A reporter visits Arlington National Cemetery
By Amelia B.
Redskin PRIDE of KMS Reporter
Washington, D.C. –General Earle G. Wheeler referred to Arlington as “Our nation’s greatest shrine.”
Arlington National Cemetery is special because it memorializes ALL who have served their country, not just in a special group. Arlington was established in 1864, and is the only national cemetery that holds servicemen from every war in U.S. history. To be buried at Arlington, you have to be in any active duty member in the Armed Forces.
This cemetery is home to not only our own U.S. servicemen and servicewomen, but home to three World War ll enemy combatants, as well as slaves, and slaves freed. I earlier history, Arlington was a 1,100 acre plantation, and all work there was done by slaves. Some slaves worked for the Union Army, including digging graves for all the fallen soldiers. Grave markers with “U.S.C.T” ( U.S. Colored Troops) designated to all those who fought and died while serving in the Union Army.
Being buried at Arlington is the highest honor for those who served served their country. Every burial ends with the fag being removed from the coffin, folded into a tricorn, and being presented to the family.

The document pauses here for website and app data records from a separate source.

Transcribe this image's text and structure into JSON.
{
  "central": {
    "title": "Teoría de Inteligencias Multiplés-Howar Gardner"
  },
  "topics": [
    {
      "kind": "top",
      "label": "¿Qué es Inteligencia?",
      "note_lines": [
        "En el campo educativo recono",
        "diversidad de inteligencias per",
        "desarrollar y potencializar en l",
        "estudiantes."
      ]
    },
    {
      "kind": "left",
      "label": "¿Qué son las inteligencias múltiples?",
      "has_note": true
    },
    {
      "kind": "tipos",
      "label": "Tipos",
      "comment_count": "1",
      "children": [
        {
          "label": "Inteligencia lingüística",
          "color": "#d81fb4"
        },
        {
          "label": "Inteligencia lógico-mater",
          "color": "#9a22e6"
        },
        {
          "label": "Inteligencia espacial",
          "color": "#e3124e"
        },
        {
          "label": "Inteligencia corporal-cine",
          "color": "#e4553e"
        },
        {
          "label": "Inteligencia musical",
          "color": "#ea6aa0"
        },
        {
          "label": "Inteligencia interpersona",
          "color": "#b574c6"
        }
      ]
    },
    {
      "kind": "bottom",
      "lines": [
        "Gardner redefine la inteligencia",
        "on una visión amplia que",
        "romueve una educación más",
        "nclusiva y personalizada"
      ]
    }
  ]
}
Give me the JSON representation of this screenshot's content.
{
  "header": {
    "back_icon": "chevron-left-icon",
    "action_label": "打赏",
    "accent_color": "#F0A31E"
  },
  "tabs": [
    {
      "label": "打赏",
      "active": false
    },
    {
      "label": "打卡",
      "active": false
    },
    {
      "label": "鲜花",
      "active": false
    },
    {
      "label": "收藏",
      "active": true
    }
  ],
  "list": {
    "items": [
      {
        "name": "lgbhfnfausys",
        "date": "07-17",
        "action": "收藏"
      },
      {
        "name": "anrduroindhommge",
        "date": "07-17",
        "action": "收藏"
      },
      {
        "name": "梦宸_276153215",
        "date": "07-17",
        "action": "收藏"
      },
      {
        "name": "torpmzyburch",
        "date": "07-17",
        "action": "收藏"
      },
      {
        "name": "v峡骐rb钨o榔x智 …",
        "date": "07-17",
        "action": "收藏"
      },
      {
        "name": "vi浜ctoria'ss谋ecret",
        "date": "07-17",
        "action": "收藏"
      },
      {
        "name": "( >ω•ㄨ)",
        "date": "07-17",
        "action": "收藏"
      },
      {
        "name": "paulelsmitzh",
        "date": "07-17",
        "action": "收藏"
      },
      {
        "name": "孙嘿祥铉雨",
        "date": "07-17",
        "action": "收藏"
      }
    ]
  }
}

Soldiers plant flags in front of every tombstone the day before Memorial Day. The flags are placed at the same length, and one boot length from the headstone.